By Jon Agar, on 2 August 2021
(I am sharing my possible research ideas, see my tweet here. Most of them remain only 1/2 or 1/4 ideas, so if any of them seem particularly promising or interesting let me know @jon_agar or firstname.lastname@example.org!)
A couple of naïve questions, which can be answered with examples or counterexamples.
- Do all (modern?) public spheres have science?
- Have any entirely private scientists existed?
Science seems to be an inherently public process. Data can be gathered, experiments conducted, phenomena observed by isolated individuals. The conduct of more complex scientific procedures is usually the work of many, although such groups might remain private. But the validation of claims to scientific knowledge, the testing of claims by independent parties, and the incorporation of validated claims into a system of knowledge, held in common, all require not just multiple private persons but an opening into, and operation within, a public sphere.

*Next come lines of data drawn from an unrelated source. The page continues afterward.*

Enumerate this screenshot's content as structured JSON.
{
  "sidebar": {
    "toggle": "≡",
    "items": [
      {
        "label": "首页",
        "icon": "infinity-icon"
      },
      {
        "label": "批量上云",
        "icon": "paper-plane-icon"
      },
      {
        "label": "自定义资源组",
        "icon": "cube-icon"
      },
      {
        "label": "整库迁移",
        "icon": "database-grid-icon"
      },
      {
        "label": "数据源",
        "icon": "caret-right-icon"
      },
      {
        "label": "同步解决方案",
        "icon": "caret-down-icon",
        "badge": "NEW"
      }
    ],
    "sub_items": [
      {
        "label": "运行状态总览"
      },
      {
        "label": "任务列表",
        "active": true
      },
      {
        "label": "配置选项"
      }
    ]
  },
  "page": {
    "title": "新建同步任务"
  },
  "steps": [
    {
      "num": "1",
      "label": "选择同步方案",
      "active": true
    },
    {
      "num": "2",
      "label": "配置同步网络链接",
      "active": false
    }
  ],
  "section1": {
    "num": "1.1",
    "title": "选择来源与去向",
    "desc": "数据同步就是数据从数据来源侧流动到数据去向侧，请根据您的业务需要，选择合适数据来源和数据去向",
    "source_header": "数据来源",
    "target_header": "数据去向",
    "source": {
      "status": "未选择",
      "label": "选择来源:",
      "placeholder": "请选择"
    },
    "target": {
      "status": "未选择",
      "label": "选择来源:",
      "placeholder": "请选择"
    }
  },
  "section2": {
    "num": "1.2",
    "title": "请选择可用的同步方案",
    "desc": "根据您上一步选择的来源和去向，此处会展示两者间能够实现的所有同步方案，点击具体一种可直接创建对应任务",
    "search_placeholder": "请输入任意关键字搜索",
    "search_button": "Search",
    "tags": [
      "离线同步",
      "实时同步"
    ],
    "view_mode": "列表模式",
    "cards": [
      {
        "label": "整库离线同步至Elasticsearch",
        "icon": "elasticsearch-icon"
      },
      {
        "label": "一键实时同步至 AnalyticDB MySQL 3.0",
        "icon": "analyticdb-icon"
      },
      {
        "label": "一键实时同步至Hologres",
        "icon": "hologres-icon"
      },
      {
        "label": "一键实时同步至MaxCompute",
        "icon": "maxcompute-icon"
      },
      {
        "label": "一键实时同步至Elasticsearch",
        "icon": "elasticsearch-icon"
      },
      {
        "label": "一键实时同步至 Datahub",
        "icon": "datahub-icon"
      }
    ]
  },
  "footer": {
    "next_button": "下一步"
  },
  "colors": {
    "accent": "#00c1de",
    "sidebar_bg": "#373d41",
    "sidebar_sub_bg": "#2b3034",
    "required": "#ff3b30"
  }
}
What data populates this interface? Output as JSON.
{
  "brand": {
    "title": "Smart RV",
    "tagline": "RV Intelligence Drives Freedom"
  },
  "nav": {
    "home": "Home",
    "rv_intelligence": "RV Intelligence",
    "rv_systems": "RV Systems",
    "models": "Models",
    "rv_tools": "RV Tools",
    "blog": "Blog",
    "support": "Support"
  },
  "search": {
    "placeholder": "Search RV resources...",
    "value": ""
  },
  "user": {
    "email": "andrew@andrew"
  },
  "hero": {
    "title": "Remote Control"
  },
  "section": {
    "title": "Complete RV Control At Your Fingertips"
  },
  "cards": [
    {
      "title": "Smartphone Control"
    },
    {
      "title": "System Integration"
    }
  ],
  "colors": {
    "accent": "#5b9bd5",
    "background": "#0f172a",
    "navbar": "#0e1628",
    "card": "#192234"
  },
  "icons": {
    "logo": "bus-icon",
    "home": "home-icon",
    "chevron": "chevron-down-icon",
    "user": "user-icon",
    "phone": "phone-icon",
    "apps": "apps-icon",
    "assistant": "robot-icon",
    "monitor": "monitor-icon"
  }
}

The first question asks whether the overlap between public spheres and science is exact. If science is necessarily public, do all public spheres entail a science? Scholars of Indian Ocean have shown that there existed, prior to and outside of colonial networks, a vigorous global South-South public sphere. What kinds of science were implicated?
The second question might be in the category of things we don’t know we don’t know. Does, for example, anyone know of an example of someone working alone on their science in the twentieth century, who never tried, or was not able to, connect their science to public networks? What would their science be like? Would it indeed be science at all? It is possible to be an entirely private novellist, or an entirely private artist, but is it, categorically, possible to be an entirely private scientist?
The answer to the main question might be a group rather than an individual. So a second class of answers might be from private commercial science. (A third class might be from secret defence science.) Most commercial science is conducted mostly in private spaces, but is partly made public in minimised ways, such as through patent descriptions, or through the necessarily public connections required by metrological calibration. There are clearly degrees of privacy. But what would be the most extreme case? Has there ever been attempts to take science, so to speak, off grid?